“We need the president to get involved,” McConnell said. "We need him to step up for American workers and increased exports by bringing his party on board with the trade promotion bill that was introduced just last week.”
Senate Finance Committee ranking member Sen. Orrin HatchOrrin HatchBacteria found ahead of Olympics underscores need for congressional action for new antibiotics Burr pledges to retire after one more Senate term Leaders appoint allies, adversaries to Puerto Rico growth task force MORE (R-Utah), who co-sponsored the bill, was among several Republicans who complained that Froman did not appear before the panel at its first hearing on the issue since legislation was introduced a week ago.
Hatch said that renewing TPA is "not an issue where the president can lead from behind."
The Obama administration is seeking authority that would smooth congressional passage of any trade deals that reach Capitol Hill.
Under the authority, Congress would take an up-or-down vote and not have the ability to change the agreements.
The United States is negotiating the Trans-Pacific Partnership with 11 other Asia-Pacific and Latin American nations as well as a massive deal with the 28-nation European Union, which is still in the early stages.
House Democrats have said that Froman and other White House officials, including Obama's chief of staff, Denis McDonoughDenis McDonoughBenghazi Report and Hillary: What it means for Philadelphia White House bans Cabinet members from speaking at convention Overnight Defense: Benghazi report fallout | Nearly 50 dead after Istanbul attack MORE, have picked up the pace of talks in recent weeks and are asking them for their support.
Commerce Secretary Penny PritzkerPenny PritzkerOvernight Cybersecurity: Privacy Shield takes effect US, EU strike data transfer deal House passes legislation blocking Boeing sale to Iran Air MORE also has been out front on the importance of global trade to the U.S. economy.
The USTR's office said it's working with both parties to build bipartisan support for the legislation.
Still, there is a mix of Democrats and Republicans who have expressed opposition to a fast-track bill.
House Ways and Means Committee ranking member Sandy Levin (D-Mich.) has not signed onto the TPA measure and is urging his colleagues to press for more detailed provisions in TPA to ensure that Congress is more deeply involved in all phases of the trade talks.
Senate Majority Leader Harry ReidHarry ReidSuper-PAC targets Portman on trade Dem leader urges compromise on FCC set-top box plan Senate Dems introduce Iran sanctions extension MORE (D-Nev.) said this week that he is not sure yet about the bill getting floor time even if Finance approves it.

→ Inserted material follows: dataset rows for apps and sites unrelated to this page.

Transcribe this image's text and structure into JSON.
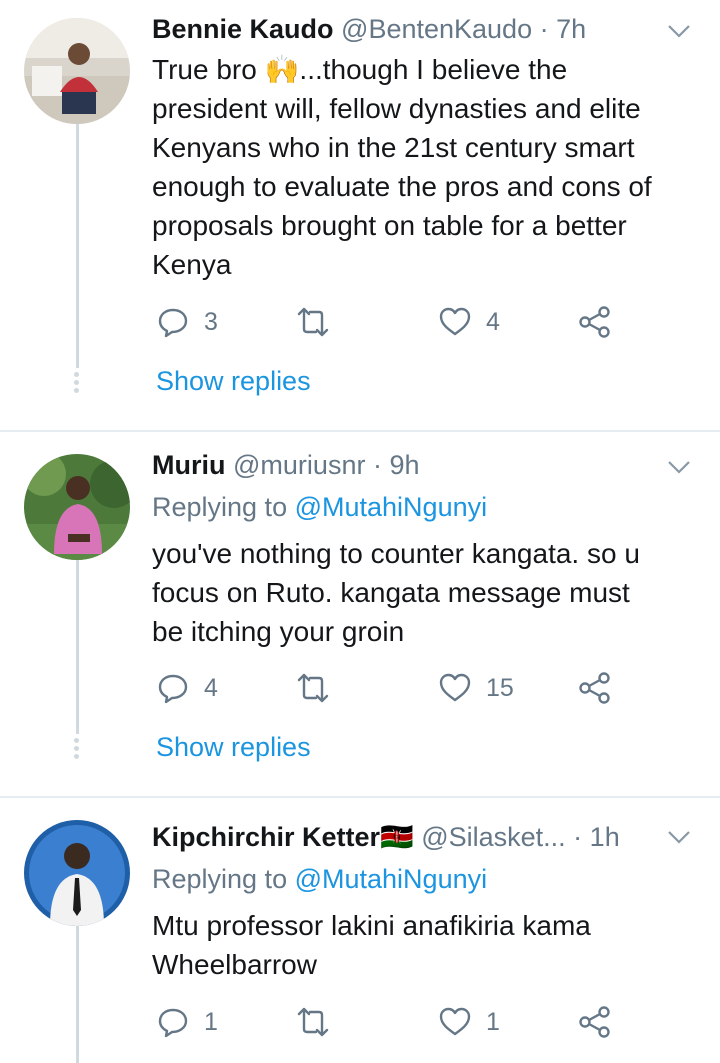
{
  "tweets": [
    {
      "name": "Bennie Kaudo",
      "handle": "@BentenKaudo",
      "separator": "·",
      "time": "7h",
      "text_lines": [
        "True bro 🙌...though I believe the",
        "president will, fellow dynasties and elite",
        "Kenyans who in the 21st century smart",
        "enough to evaluate the pros and cons of",
        "proposals brought on table for a better",
        "Kenya"
      ],
      "replies": "3",
      "retweets": "",
      "likes": "4",
      "show_replies": "Show replies"
    },
    {
      "name": "Muriu",
      "handle": "@muriusnr",
      "separator": "·",
      "time": "9h",
      "replying_prefix": "Replying to",
      "replying_to": "@MutahiNgunyi",
      "text_lines": [
        "you've nothing to counter kangata. so u",
        "focus on Ruto. kangata message must",
        "be itching your groin"
      ],
      "replies": "4",
      "retweets": "",
      "likes": "15",
      "show_replies": "Show replies"
    },
    {
      "name": "Kipchirchir Ketter🇰🇪",
      "handle": "@Silasket...",
      "separator": "·",
      "time": "1h",
      "replying_prefix": "Replying to",
      "replying_to": "@MutahiNgunyi",
      "text_lines": [
        "Mtu professor lakini anafikiria kama",
        "Wheelbarrow"
      ],
      "replies": "1",
      "retweets": "",
      "likes": "1"
    }
  ],
  "colors": {
    "accent": "#1b95e0",
    "muted": "#657786",
    "line": "#cfd9de"
  }
}
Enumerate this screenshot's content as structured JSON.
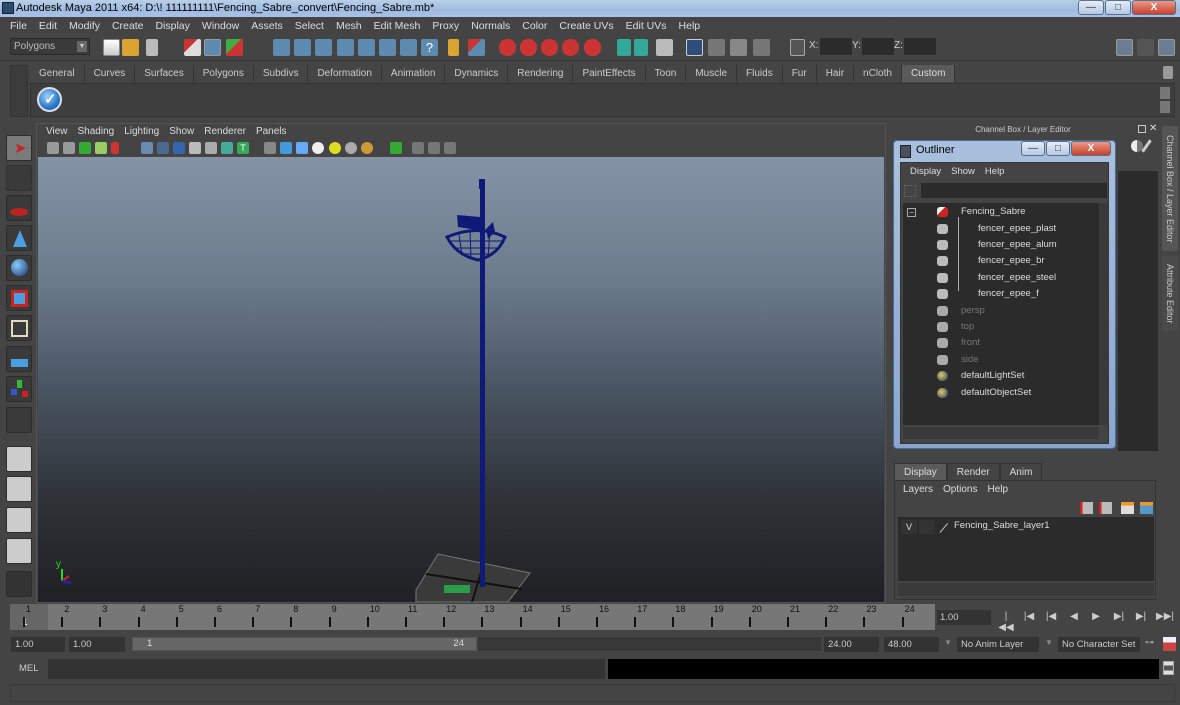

Reid said "there's a lot of controversy" around the bill and that he's "going to see how that plays out with my caucus and with the Senate."
Senate Finance Committee Chairman Max BaucusMax BaucusGlover Park Group now lobbying for Lyft Wyden unveils business tax proposal College endowments under scrutiny MORE (D-Mont.), a bill co-sponsor, argued on Thursday that the bill does respond to the massive changes in global trade since the last TPA bill was written in 2002. That authority expired in 2007.
Sen. Rob PortmanRob PortmanThe Trail 2016: Trump’s big night Portman: Trump has 'potential' to help GOP candidates Kasich doesn't regret skipping convention MORE (R-Ohio), a former trade representative and member of the Finance committee, said he is confident that the White House will get more involved in shaping the TPA bill because there is not choice but for Obama to play a role.